> Work to be completed
Keyword search on "Correlation": report each line of the records that contains it.

> Data records
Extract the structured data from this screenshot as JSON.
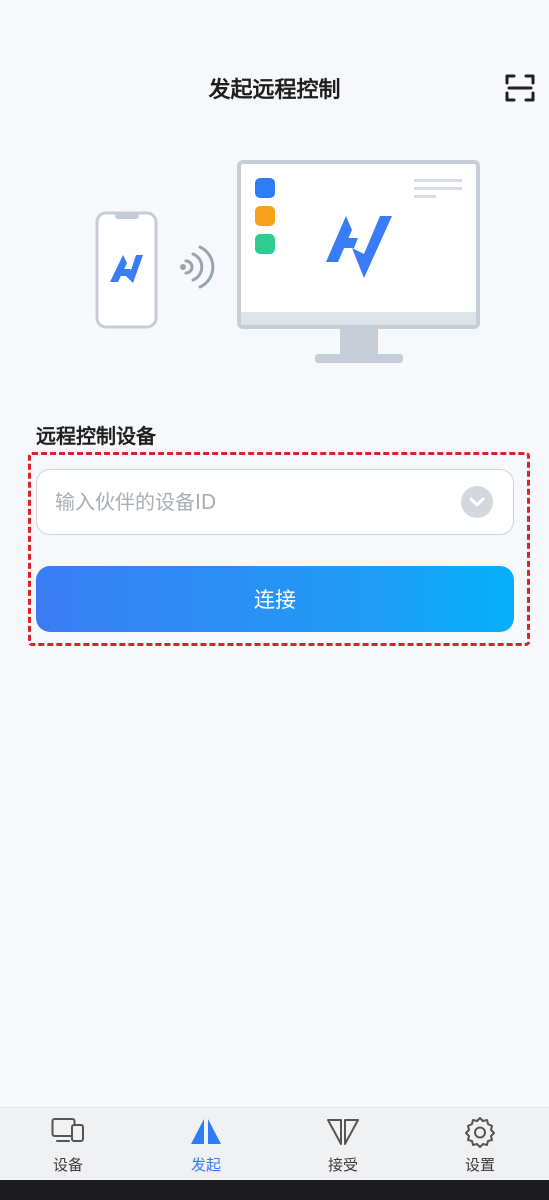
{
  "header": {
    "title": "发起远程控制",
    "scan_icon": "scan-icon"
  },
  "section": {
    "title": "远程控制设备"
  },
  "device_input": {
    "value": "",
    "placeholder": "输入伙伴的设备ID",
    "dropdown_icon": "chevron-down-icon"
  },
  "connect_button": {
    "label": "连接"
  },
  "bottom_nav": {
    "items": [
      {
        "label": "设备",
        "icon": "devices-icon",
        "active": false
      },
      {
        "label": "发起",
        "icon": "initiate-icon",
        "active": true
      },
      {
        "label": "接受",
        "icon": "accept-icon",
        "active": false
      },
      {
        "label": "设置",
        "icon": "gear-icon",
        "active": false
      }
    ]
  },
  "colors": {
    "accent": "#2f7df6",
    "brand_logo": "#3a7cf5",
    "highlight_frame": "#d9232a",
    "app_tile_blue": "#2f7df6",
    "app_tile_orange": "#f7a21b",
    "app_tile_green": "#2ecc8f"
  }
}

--

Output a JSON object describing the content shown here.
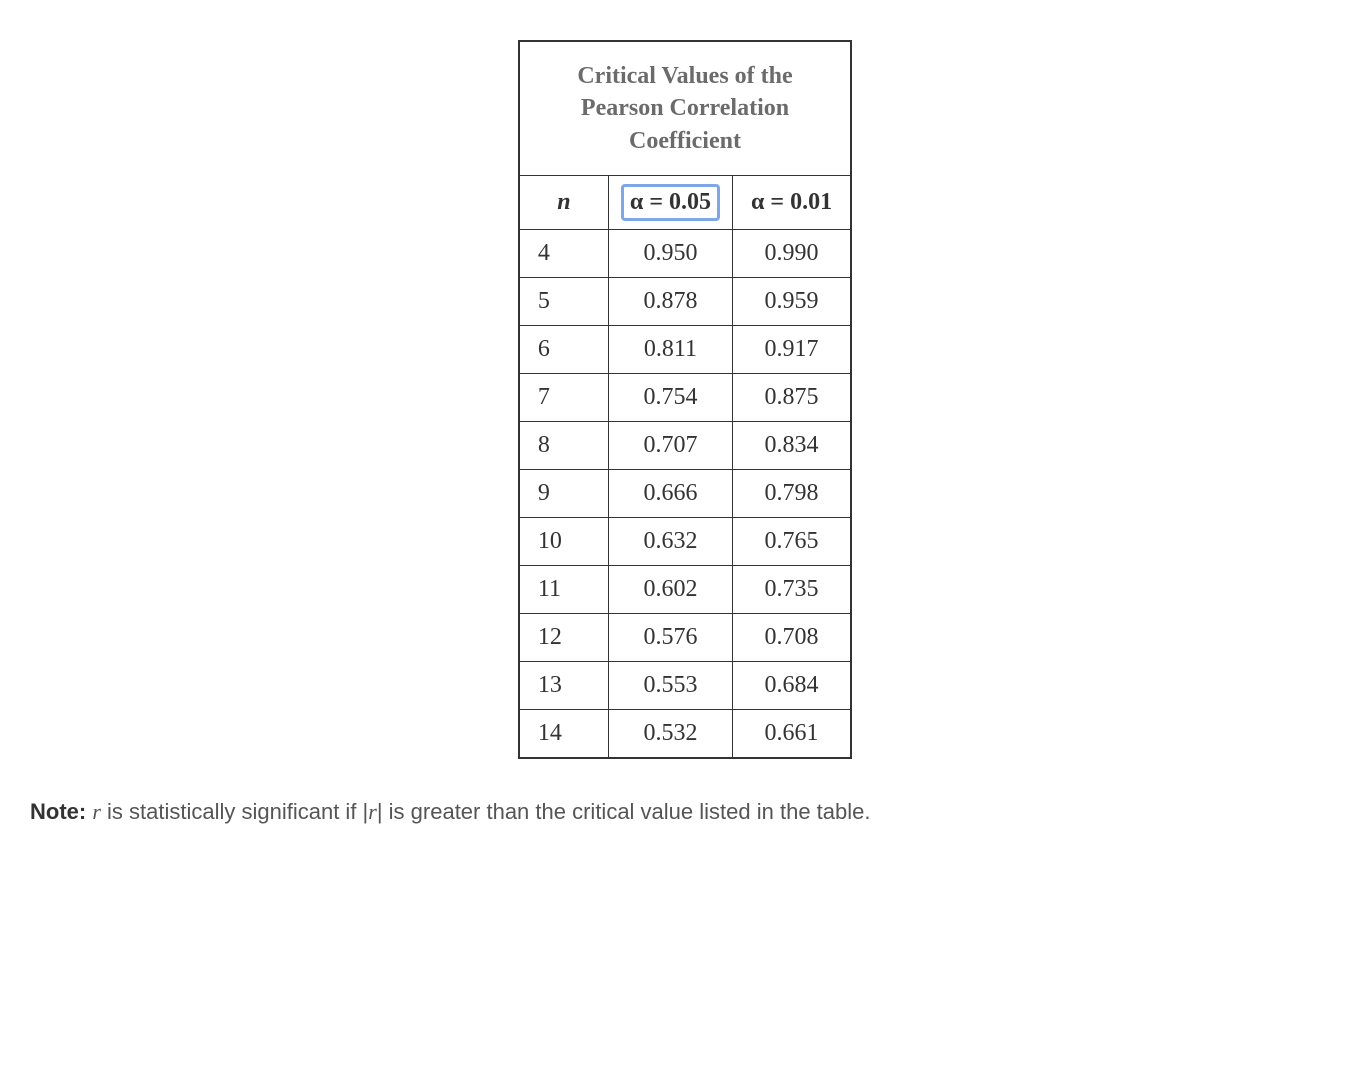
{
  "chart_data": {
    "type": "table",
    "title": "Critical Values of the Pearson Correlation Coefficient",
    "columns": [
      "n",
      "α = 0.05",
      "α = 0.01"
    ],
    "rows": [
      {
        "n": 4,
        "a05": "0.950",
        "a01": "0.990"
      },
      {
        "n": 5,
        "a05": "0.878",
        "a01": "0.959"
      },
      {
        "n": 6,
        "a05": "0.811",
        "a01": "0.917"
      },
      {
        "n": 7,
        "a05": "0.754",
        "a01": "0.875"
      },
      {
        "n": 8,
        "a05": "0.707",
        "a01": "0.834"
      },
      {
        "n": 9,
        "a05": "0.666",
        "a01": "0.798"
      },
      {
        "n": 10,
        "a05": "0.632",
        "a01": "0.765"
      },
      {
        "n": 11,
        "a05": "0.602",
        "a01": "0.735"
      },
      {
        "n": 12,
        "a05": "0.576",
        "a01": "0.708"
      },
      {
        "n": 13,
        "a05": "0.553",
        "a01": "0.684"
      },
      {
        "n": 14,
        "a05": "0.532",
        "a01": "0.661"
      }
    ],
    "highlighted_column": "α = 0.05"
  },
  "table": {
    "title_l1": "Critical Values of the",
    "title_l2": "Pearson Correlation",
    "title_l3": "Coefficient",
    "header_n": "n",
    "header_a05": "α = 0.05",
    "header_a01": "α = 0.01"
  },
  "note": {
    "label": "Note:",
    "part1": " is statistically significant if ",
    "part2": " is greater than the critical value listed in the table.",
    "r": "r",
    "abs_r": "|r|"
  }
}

> Output below
    "title": "Critical Values of the Pearson Correlation Coefficient",
    "title_l2": "Pearson Correlation",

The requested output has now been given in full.